Depression can be effectively treated through psychotherapy. As to whether it can be cured “for good” is a different question. There is no guarantee that even when you are effectively treated for depression that it will not return, especially when you consider that for many people depression is situational. Loss, grief, and life changes can all bring on depression.

Statistically, having one depressive episode also increases your chance of having another in the future. With each episode, your chances of having another depressive episode increases there after.

To resolve these challenges with as much permanence as possible, you want to address your whole life.

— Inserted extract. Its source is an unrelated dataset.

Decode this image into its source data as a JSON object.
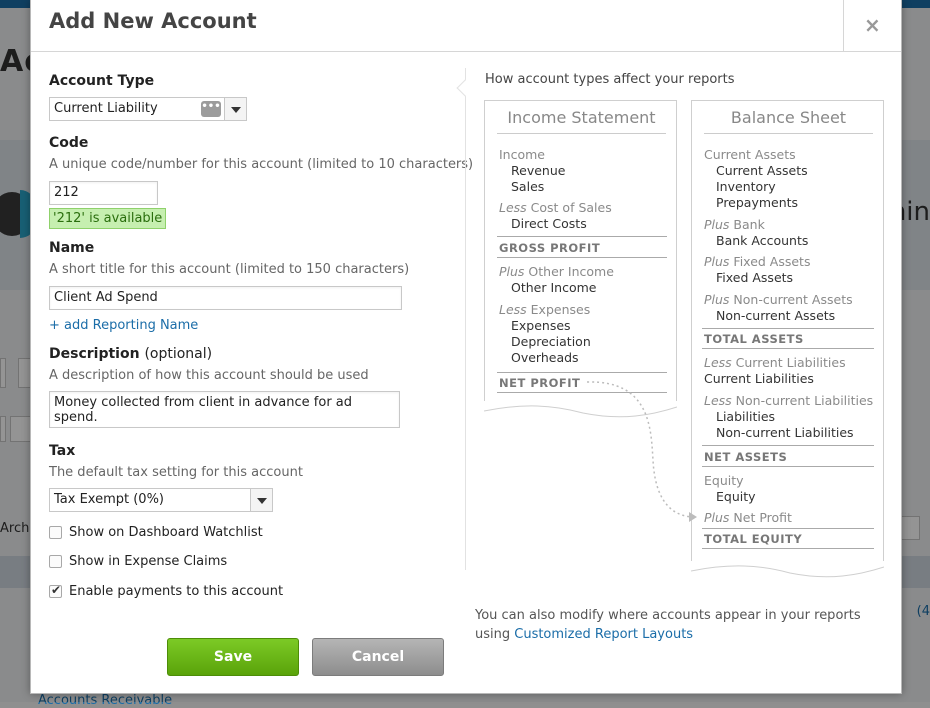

Lifestyle changes, such as eating healthy, exercise, getting good sleep, and managing stress will all have a positive impact on reducing your chances of experiencing a future depressive episode.

In psychotherapy, the symptoms of depression can be addressed fairly rapidly. Of course, it depends on your unique situation, lifestyle and circumstances. But, in general, I expect my patients to experience a significant relief from depressive symptoms within the first four sessions. If this is not happening, we typically have a conversation about the therapy and what may not be working.

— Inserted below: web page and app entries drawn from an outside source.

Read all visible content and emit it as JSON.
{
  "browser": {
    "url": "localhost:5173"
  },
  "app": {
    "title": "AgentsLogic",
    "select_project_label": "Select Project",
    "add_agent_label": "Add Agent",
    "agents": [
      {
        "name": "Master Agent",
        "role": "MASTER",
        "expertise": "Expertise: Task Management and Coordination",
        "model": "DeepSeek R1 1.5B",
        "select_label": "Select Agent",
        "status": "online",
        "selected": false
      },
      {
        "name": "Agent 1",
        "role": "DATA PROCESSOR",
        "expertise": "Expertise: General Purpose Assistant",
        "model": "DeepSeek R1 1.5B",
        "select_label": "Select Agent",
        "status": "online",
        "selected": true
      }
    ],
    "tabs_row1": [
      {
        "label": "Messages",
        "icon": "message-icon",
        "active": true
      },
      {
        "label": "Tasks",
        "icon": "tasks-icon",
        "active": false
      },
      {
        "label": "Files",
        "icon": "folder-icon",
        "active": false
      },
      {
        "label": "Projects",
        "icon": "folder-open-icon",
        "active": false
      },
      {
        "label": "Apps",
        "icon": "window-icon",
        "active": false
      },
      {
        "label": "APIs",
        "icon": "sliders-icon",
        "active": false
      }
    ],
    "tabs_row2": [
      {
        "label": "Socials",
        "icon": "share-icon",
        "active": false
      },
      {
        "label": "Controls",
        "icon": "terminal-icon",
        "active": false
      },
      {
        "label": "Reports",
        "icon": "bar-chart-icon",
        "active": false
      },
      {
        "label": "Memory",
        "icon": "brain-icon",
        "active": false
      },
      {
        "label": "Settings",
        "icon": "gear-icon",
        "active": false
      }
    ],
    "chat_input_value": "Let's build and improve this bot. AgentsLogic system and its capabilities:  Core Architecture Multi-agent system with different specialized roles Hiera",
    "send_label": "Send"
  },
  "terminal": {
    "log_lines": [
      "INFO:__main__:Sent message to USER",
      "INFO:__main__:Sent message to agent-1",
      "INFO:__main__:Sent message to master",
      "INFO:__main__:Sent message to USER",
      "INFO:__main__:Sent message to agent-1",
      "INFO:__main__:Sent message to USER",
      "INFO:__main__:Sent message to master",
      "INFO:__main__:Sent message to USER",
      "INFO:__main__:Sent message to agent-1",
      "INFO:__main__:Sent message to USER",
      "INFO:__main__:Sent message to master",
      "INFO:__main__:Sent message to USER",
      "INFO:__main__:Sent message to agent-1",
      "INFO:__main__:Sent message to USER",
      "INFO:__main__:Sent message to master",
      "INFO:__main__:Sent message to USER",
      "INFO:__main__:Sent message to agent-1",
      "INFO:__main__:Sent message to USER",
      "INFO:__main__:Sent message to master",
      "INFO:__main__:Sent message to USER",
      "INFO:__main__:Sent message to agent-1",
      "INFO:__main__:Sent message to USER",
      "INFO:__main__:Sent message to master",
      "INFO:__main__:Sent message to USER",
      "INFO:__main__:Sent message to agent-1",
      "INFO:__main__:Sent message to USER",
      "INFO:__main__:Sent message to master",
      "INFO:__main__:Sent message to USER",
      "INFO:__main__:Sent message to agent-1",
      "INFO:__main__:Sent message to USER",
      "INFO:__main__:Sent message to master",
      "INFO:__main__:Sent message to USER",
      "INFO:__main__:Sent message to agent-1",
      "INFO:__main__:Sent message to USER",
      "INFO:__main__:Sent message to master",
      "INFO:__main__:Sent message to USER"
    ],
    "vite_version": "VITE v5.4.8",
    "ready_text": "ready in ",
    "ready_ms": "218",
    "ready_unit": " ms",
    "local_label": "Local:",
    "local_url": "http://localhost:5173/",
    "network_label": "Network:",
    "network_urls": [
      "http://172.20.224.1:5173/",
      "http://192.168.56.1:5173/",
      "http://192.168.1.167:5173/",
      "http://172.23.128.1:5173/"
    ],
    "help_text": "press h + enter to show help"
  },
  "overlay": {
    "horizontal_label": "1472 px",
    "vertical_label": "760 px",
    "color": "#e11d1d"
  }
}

Those who have a personality disorder along with their depression should expect it to take longer for depressive symptoms to remit. But the truth is, everyone has their own journey towards recovering from their depressive symptoms and we measure your results individually so as to get a fair look at the depth of your symptoms and your feelings of relief.

Depression Therapy FAQs

What are symptoms of treatment resistant depression (TRD)? The symptoms of TRD are the same as with clinical depression. These include low mood, poor sleep, low energy, low self esteem, weight gain or loss, cognitive difficulties, social withdrawal, and suicidal ideation. What makes TRD different from clinical depression is that it has often been treated in the past (either with medication and/or therapy) without lasting resolution. This is often a hallmark of TRD. If you are in this situation where your medication and/or therapy hasn’t resolved your depression symptoms, you’re likely dealing with TRD and I can help you find relief from that when we work together.

Can I cure my depression?

Depression can be effectively treated through psychotherapy. As to whether it can be cured “for good” is a different question. There is no guarantee that even when you are effectively treated for depression that it will not return, especially when you consider that for many people depression is situational. Loss, grief, and life changes can all bring on depression. Statistically, having one depressive episode also increases your chance of having another in the future. With each episode, your chances of having another depressive episode increases there after. To resolve these challenges with as much permanence as possible, you want to address your whole life. Lifestyle changes, such as eating healthy, exercise, getting good sleep, and managing stress will all have a positive impact on reducing your chances of experiencing a future depressive episode.

How long does it take to start feeling some relief from my depressive symptoms?

In psychotherapy, the symptoms of depression can be addressed fairly rapidly. Of course, it depends on your unique situation, lifestyle and circumstances. But, in general, I expect my patients to experience a significant relief from depressive symptoms within the first four sessions. If this is not happening, we typically have a conversation about the therapy and what may not be working.

Those who have a personality disorder along with their depression should expect it to take longer for depressive symptoms to remit. But the truth is, everyone has their own journey towards recovering from their depressive symptoms and we measure your results individually so as to get a fair look at the depth of your symptoms and your feelings of relief.

Get In Touch With Me

If you’re ready for this kind of support, I would welcome the opportunity to work with you. My services are cash-based and I am accepting clients now.

My office is in Annapolis, MD and you can reach me for a consultation by calling (410) 562-9647 or sending me an email at mail@annapolispsychotherapy.com